── Records shown

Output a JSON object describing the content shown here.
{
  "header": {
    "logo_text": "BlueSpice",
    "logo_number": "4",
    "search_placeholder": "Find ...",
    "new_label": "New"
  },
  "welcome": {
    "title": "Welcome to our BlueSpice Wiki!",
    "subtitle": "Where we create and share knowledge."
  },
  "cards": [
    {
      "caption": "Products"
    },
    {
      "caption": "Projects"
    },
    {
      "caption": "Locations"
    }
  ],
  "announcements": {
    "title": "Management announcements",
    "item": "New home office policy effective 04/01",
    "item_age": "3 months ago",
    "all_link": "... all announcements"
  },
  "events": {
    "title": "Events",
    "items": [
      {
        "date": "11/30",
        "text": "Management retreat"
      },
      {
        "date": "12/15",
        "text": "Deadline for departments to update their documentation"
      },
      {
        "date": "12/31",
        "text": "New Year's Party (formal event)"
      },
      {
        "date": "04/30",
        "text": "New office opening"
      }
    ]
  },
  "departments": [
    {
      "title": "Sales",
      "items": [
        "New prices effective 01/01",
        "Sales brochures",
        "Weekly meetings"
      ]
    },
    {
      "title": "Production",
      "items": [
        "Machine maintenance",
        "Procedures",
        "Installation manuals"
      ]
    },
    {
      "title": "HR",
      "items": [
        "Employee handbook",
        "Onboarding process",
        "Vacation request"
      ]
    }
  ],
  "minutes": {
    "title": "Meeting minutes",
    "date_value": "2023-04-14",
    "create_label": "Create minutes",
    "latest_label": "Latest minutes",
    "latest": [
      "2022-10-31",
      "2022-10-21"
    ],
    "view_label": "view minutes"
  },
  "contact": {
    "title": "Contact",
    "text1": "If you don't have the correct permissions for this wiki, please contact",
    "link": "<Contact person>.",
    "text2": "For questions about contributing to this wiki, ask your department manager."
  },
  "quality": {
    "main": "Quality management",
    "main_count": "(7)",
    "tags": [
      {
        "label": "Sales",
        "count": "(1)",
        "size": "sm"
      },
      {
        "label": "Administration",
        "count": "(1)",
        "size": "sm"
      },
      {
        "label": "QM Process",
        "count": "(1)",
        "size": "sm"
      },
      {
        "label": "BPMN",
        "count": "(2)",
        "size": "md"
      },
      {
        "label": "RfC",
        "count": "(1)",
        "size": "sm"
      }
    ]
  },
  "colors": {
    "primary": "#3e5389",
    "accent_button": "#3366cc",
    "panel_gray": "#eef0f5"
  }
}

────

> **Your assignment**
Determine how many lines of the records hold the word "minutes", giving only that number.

> **Solution to the problem**
5